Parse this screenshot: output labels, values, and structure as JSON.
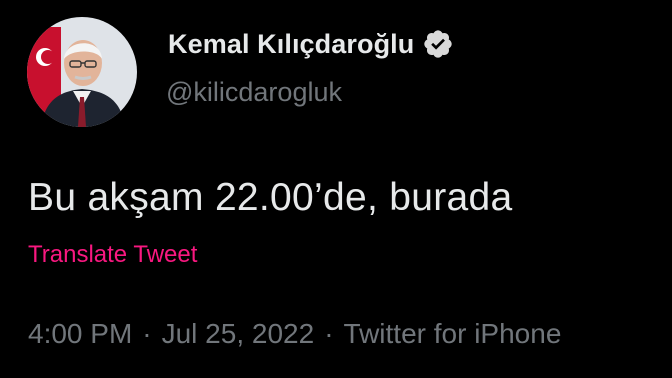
{
  "colors": {
    "background": "#000000",
    "text_primary": "#e7e9ea",
    "text_secondary": "#71767b",
    "translate_link": "#f91880",
    "verified_badge": "#d9d9d9"
  },
  "author": {
    "display_name": "Kemal Kılıçdaroğlu",
    "handle": "@kilicdarogluk",
    "verified_icon": "verified-badge-icon",
    "avatar_icon": "profile-photo"
  },
  "tweet": {
    "text": "Bu akşam 22.00’de, burada",
    "translate_label": "Translate Tweet"
  },
  "meta": {
    "time": "4:00 PM",
    "separator": "·",
    "date": "Jul 25, 2022",
    "source": "Twitter for iPhone"
  }
}
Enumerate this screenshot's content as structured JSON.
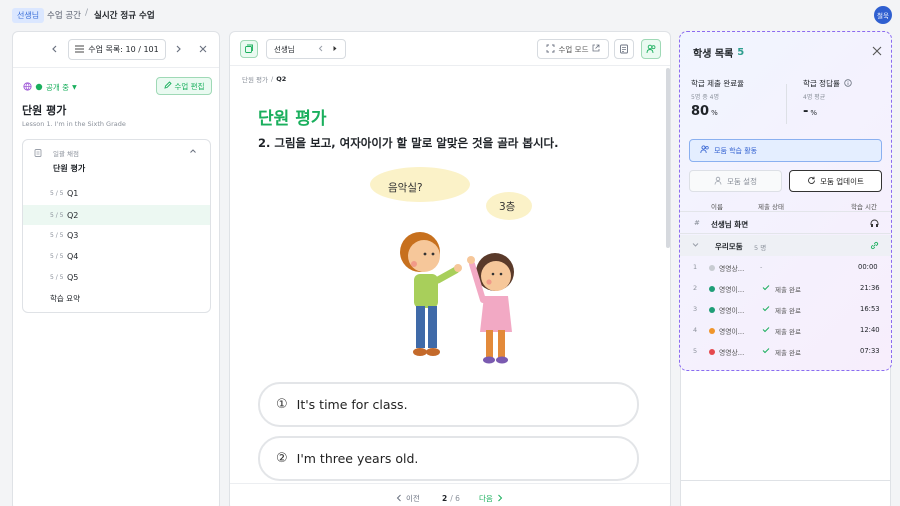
{
  "topbar": {
    "role": "선생님",
    "crumb1": "수업 공간",
    "sep": "/",
    "crumb2": "실시간 정규 수업",
    "avatar": "철욱"
  },
  "left": {
    "toc_label": "수업 목록: 10 / 101",
    "visibility": "공개 중",
    "edit_label": "수업 편집",
    "title": "단원 평가",
    "subtitle": "Lesson 1. I'm in the Sixth Grade",
    "group_tag": "일괄 채점",
    "group_title": "단원 평가",
    "items": [
      {
        "score": "5 / 5",
        "label": "Q1"
      },
      {
        "score": "5 / 5",
        "label": "Q2"
      },
      {
        "score": "5 / 5",
        "label": "Q3"
      },
      {
        "score": "5 / 5",
        "label": "Q4"
      },
      {
        "score": "5 / 5",
        "label": "Q5"
      }
    ],
    "summary": "학습 요약"
  },
  "center": {
    "teacher_select": "선생님",
    "lesson_mode": "수업 모드",
    "breadcrumb_a": "단원 평가",
    "breadcrumb_sep": "/",
    "breadcrumb_b": "Q2",
    "heading": "단원 평가",
    "question": "2. 그림을 보고, 여자아이가 할 말로 알맞은 것을 골라 봅시다.",
    "bubble1": "음악실?",
    "bubble2": "3층",
    "options": [
      {
        "num": "①",
        "text": "It's time for class."
      },
      {
        "num": "②",
        "text": "I'm three years old."
      }
    ],
    "prev": "이전",
    "page_current": "2",
    "page_total": "/ 6",
    "next": "다음"
  },
  "right": {
    "title": "학생 목록",
    "count": "5",
    "stat1_label": "학급 제출 완료율",
    "stat1_sub": "5명 중 4명",
    "stat1_value": "80",
    "stat1_unit": "%",
    "stat2_label": "학급 정답률",
    "stat2_sub": "4명 평균",
    "stat2_value": "-",
    "stat2_unit": "%",
    "group_activity": "모둠 학습 활동",
    "group_setting": "모둠 설정",
    "group_update": "모둠 업데이트",
    "col_name": "이름",
    "col_status": "제출 상태",
    "col_time": "학습 시간",
    "teacher_row_num": "#",
    "teacher_row": "선생님 화면",
    "group_name": "우리모둠",
    "group_count": "5 명",
    "students": [
      {
        "num": "1",
        "name": "영영상...",
        "status": "-",
        "time": "00:00",
        "color": "#c8ccd2",
        "checked": false
      },
      {
        "num": "2",
        "name": "영영이...",
        "status": "제출 완료",
        "time": "21:36",
        "color": "#1f9e77",
        "checked": true
      },
      {
        "num": "3",
        "name": "영영이...",
        "status": "제출 완료",
        "time": "16:53",
        "color": "#1f9e77",
        "checked": true
      },
      {
        "num": "4",
        "name": "영영이...",
        "status": "제출 완료",
        "time": "12:40",
        "color": "#f0952b",
        "checked": true
      },
      {
        "num": "5",
        "name": "영영상...",
        "status": "제출 완료",
        "time": "07:33",
        "color": "#e5484d",
        "checked": true
      }
    ]
  },
  "colors": {
    "accent_green": "#1aaf5d",
    "brand_blue": "#2f5fd0",
    "purple_border": "#8b6cf0"
  }
}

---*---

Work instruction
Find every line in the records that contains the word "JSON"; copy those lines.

Answer below
Parse this screenshot: output labels, values, and structure as JSON.
Enumerate this screenshot's content as structured JSON.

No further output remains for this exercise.